Daschle shouldn’t be allowed such excuses. While serving in the Senate he was a member of the Finance Committee, the very panel that writes the tax laws and oversees their administration. The same committee is now deciding whether to clear his nomination for a full Senate vote.
The rationale for confirming Geithner was that he is a financial wizard—one of a handful of people, it was argued, with the experience and intellect necessary to manage the worst banking crisis since the Great Depression. But surely there is more than one Democrat capable of managing the Department of Health and Human Services. And undoubtedly there is more than one—there are perhaps hundreds—as committed to the cause of revamping the health care system.
Daschle isn’t indispensable. But he is indefensible.
Not many Americans manage to underpay their taxes by the whopping sums Daschle overlooked. The $140,000 he paid in January to satisfy the taxes and interest is nearly triple the median household income. That is, the median income of $50,233 reported by the Census Bureau before the layoffs, pay cuts, reduced hours and other hardships of the current economic crisis burdened average families. The free use of a chauffeured limousine provided by a business associate who happens to be a big Democratic donor—the source of the unreported income at the root of Daschle’s tax troubles—is a joy ride to political hell. I hope Daschle enjoyed it.
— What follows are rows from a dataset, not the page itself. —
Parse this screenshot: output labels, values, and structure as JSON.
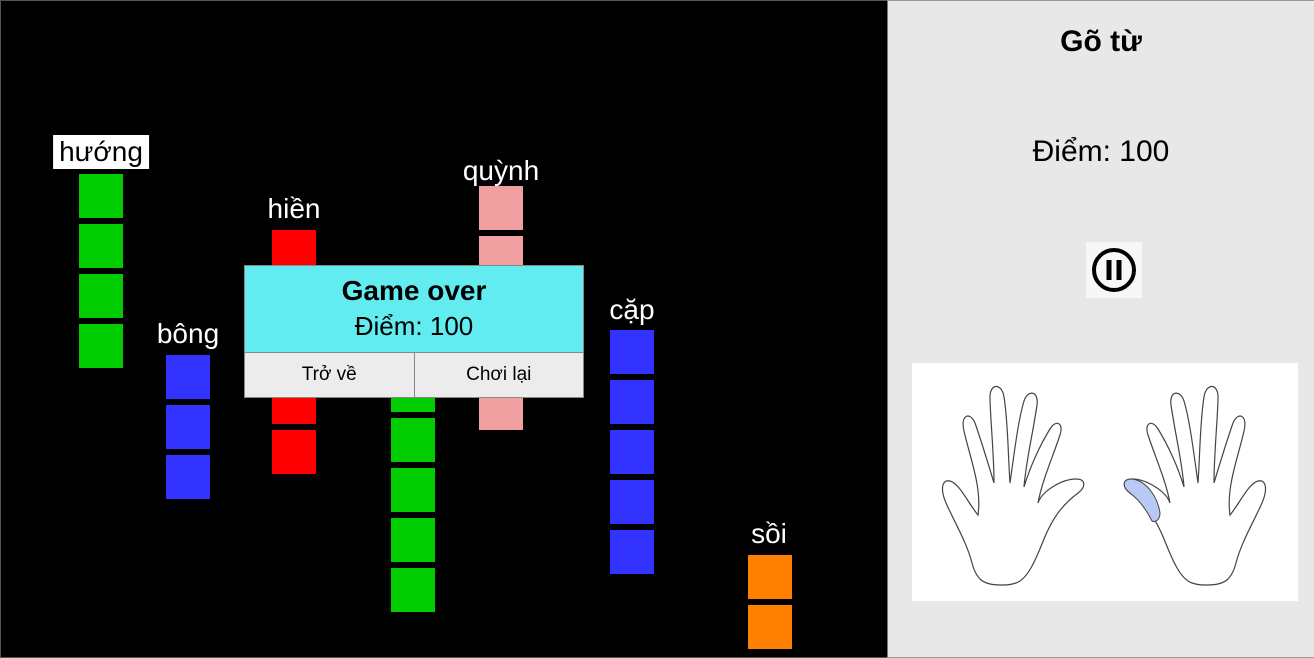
{
  "game": {
    "words": [
      {
        "text": "hướng",
        "color": "#00cc00",
        "blocks": 4,
        "active": true
      },
      {
        "text": "bông",
        "color": "#3333ff",
        "blocks": 3,
        "active": false
      },
      {
        "text": "hiền",
        "color": "#ff0000",
        "blocks": 5,
        "active": false
      },
      {
        "text": "quỳnh",
        "color": "#f0a0a0",
        "blocks": 5,
        "active": false
      },
      {
        "text": "",
        "color": "#00cc00",
        "blocks": 5,
        "active": false
      },
      {
        "text": "cặp",
        "color": "#3333ff",
        "blocks": 5,
        "active": false
      },
      {
        "text": "sồi",
        "color": "#ff8000",
        "blocks": 2,
        "active": false
      }
    ]
  },
  "dialog": {
    "title": "Game over",
    "score_text": "Điểm: 100",
    "back_label": "Trở về",
    "replay_label": "Chơi lại",
    "header_color": "#62ecef"
  },
  "panel": {
    "title": "Gõ từ",
    "score_text": "Điểm: 100",
    "pause_icon": "pause-icon",
    "hands_icon": "hands-keyboard-guide",
    "highlight_finger": "left thumb of right hand",
    "highlight_color": "#b9c8f5"
  }
}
Some Democratic senators have rallied to defend their former leader. The demonstration merely reinforces the narrative that the rules can be bent by, and for, a member of their club.
This is all uncomfortably reminiscent of the Bush administration’s abhorrent interpretation of what constitutes proper ethics. Perhaps no laws have been broken—but since when is that the standard for holding high public office?
When Vice President Joe Biden said during the presidential campaign that it is a patriotic duty to pay taxes, I agreed. So did most of us who believe in the ability of government to better Americans’ lives. But we also believe this responsibility is to be borne by plumbers and power brokers alike.
If Daschle and the Senate Democrats still believe this, they have their own duty: It is to end this sorry spectacle now.
Marie Cocco’s e-mail address is mariecocco(at)washpost.com.
© 2009, Washington Post Writers Group